The Status of Non-timber Forest Products Used by Dai People in Xishuangbanna
|School||Xishuangbanna Tropical Botanical Garden|
|Keywords||Non-timber forest products Xishuangbanna Dai people Ethnobotany Wild vegetables Medicinal plants|

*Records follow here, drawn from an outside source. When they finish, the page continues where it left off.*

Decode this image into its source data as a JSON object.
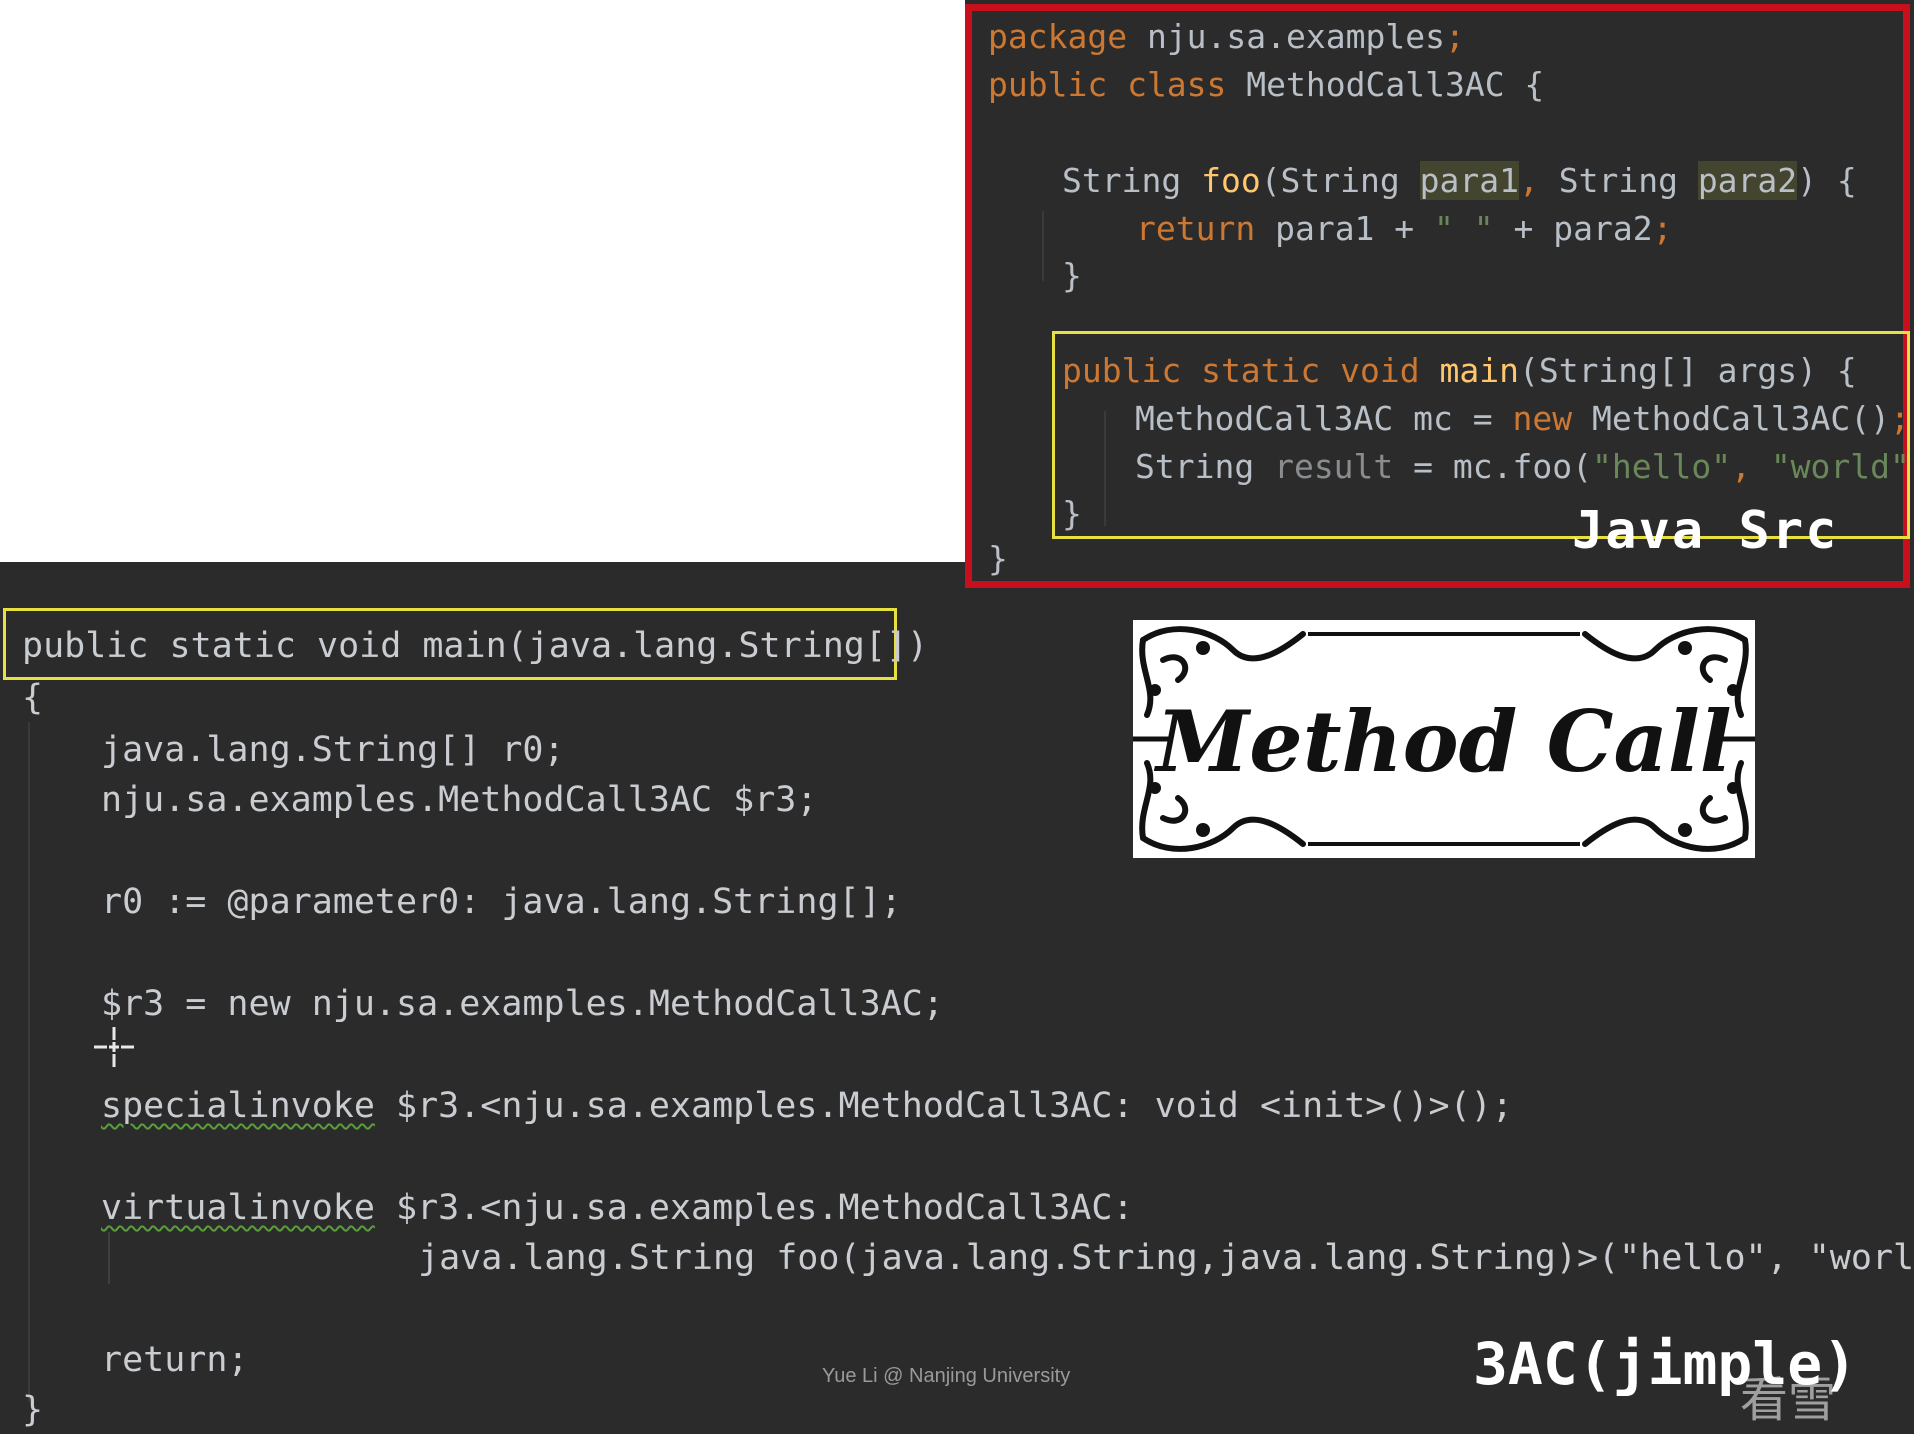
{
  "java_src": {
    "label": "Java Src",
    "lines": {
      "l1_kw": "package",
      "l1_rest": " nju.sa.examples",
      "l1_semi": ";",
      "l2_kw": "public class",
      "l2_rest": " MethodCall3AC {",
      "l3_type": "String ",
      "l3_fn": "foo",
      "l3_open": "(String ",
      "l3_p1": "para1",
      "l3_comma": ", ",
      "l3_type2": "String ",
      "l3_p2": "para2",
      "l3_close": ") {",
      "l4_kw": "return",
      "l4_a": " para1 + ",
      "l4_str": "\" \"",
      "l4_b": " + para2",
      "l4_semi": ";",
      "l5": "}",
      "l6_kw": "public static void",
      "l6_fn": " main",
      "l6_rest": "(String[] args) {",
      "l7_a": "MethodCall3AC mc = ",
      "l7_kw": "new",
      "l7_b": " MethodCall3AC()",
      "l7_semi": ";",
      "l8_a": "String ",
      "l8_gray": "result",
      "l8_b": " = mc.foo(",
      "l8_s1": "\"hello\"",
      "l8_c": ", ",
      "l8_s2": "\"world\"",
      "l8_d": ");",
      "l9": "}",
      "l10": "}"
    }
  },
  "jimple": {
    "label": "3AC(jimple)",
    "signature": "public static void main(java.lang.String[])",
    "open_brace": "{",
    "decl1": "java.lang.String[] r0;",
    "decl2": "nju.sa.examples.MethodCall3AC $r3;",
    "param": "r0 := @parameter0: java.lang.String[];",
    "new_stmt": "$r3 = new nju.sa.examples.MethodCall3AC;",
    "special_kw": "specialinvoke",
    "special_rest": " $r3.<nju.sa.examples.MethodCall3AC: void <init>()>();",
    "virtual_kw": "virtualinvoke",
    "virtual_rest": " $r3.<nju.sa.examples.MethodCall3AC:",
    "virtual_cont": "java.lang.String foo(java.lang.String,java.lang.String)>(\"hello\", \"world\");",
    "ret": "return;",
    "close_brace": "}"
  },
  "banner": {
    "title": "Method Call"
  },
  "footer": "Yue Li @ Nanjing University",
  "watermark": "看雪",
  "colors": {
    "keyword": "#cc7832",
    "function": "#ffc66d",
    "string": "#6a8759",
    "frame_red": "#c8101c",
    "highlight_yellow": "#e6e040",
    "background": "#2b2b2b"
  }
}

Xishuangbanna is one of the key areas with richest biodiversity and most diverse ethnical culture in China. Dai people is the major minority in this area, they have accumulated abundant knowledge of non-timber forest products. Among the knowledge of non-timber forest products, the knowledge of medicinal plants and wild edible plants is especially abundant, which is also the focus of this study. Based on former studies in this area, three Dai villages (Man’an, Mansan and Manguangnan) in Xishuangbanna, south of Yunnan were investigated by integrating the methods of ethnobotany with cultural anthropology.In this thesis, the data of wild vegetables and medicinal plants utilized by Dai people were collected by applying the methods of quantitative ethnobotany. The data was then synthetically analyzed by integrating methods of the statistic principle with the quantitative ethnobotanical methods. Moreover, the diversity non-timber forest products used by Dai people, and the loss, transferring and protection of their indigenous knowledge were discussed. Some suggestions regarding sustainable utilization of non-timber forest products, maintaining of traditional botanical knowledge, and protection of biodiversity were also given at the end.,The main research results are as follows:1. Non-timber forest plants utilized by Dai people are very abundant in the three studied Dai villages. A total of 228 plant species belonging to 75 families are used as wild vegetables and a total of 214 plant species belonging to 83 families are used as medicinal plants.2. We compared the knowledge of medicinal plants and wild vegetables among the three villages. The comparison of knowledge of wild vegetables among three villages shows that Jaccard similarity indices of available wild vegetables between different villages are less than 0.5, which is 0.43 between Man’an and Mansan, and 0.30 between Man’an and Maguangnan, and 0.37 between Mansan and Maguangnan. Only 21.76% of the total wild vegetables species are both utilized by the three villages. The comparison of knowledge of medicinal plants among three villages shows Jaccard similarity indices of available medicinal plants between different villages are even lower, which is 0.31 between Man’an and Mansan, and 0.19 between Man’an and Maguangnan, and 0.26 between Mansan and Maguangnan. Only 13.55% of the total medicinal species are both utilized by the three villages. This indicates that the similarity indices of utilized plant species between different villages are very low, and the species diversity were very abundant in Xishuangbanna.3. We compared the differences in utilization of wild vegetables and medicinal plants between genders within each village. The results show that there are no significant differences between genders within each village in utilization of wild vegetables, which accords with the non-gender discrimination in Dai people’s daily life. There are significant differences between genders within each village in utilazation of medicinal plants, and the male holds more knowledge than the female. This may have close relation with the fact that Dai doctors are usually men in all Dai villages.4. We compared the differences of utilization of wild vegetables and medicinal plants between young groups (≤40)and older groups (>40) within each village . There are significant differences between young groups and older groups within each village in utilization of wild vegetables and medicinal plants, older groups know much more than young groups. Through comparing with other studied villages, the results suggest that loss of indigenous botanical knowledge is becoming a very serious issue. The reason for loss of indigenous botanical knowledge may mostly due to impact of mainstream culture and land use change, which induces the fragmentation of tropical forest and the loss of biodiversity.